*** Begin section ***
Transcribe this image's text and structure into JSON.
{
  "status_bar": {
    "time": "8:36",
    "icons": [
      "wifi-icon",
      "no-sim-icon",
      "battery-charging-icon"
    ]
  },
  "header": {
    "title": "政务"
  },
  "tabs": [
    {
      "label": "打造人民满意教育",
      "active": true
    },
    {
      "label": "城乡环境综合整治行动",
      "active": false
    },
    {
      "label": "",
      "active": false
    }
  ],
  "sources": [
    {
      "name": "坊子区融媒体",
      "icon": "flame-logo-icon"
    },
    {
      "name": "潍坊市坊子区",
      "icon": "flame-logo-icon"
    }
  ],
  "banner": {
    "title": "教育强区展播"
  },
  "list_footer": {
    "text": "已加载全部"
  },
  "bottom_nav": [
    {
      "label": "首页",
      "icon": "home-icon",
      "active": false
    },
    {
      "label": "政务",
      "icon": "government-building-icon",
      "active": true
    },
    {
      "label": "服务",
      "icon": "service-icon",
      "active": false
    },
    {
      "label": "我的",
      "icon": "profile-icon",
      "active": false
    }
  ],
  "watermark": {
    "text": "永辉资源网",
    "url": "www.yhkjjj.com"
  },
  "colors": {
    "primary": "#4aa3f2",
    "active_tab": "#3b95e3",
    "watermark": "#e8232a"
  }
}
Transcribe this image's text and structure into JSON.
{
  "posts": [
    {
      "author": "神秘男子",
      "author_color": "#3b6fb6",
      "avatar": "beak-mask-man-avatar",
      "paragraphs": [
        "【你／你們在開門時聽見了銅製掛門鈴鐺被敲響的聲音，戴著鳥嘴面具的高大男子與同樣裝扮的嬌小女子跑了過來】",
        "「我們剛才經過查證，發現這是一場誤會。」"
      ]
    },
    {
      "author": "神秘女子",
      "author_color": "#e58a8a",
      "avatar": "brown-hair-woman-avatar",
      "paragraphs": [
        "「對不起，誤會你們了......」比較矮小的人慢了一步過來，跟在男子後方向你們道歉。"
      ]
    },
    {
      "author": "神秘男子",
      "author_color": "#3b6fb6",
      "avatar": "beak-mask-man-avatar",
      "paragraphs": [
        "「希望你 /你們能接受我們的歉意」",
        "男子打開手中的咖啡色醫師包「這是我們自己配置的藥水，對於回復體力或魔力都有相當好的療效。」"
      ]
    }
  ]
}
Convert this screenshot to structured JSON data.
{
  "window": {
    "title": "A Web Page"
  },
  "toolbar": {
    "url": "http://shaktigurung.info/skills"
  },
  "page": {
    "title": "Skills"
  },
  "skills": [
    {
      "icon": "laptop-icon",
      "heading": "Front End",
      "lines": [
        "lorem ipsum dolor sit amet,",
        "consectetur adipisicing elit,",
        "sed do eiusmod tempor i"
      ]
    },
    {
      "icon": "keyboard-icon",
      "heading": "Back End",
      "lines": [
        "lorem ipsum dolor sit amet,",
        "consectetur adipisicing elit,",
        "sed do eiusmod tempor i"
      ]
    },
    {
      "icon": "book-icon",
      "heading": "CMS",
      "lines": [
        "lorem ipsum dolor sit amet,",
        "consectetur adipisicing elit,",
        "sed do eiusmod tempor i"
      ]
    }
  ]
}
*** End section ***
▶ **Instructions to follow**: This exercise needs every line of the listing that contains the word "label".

▶ **Exercise answer**:
      "label": "打造人民满意教育",
      "label": "城乡环境综合整治行动",
      "label": "",
      "label": "首页",
      "label": "政务",
      "label": "服务",
      "label": "我的",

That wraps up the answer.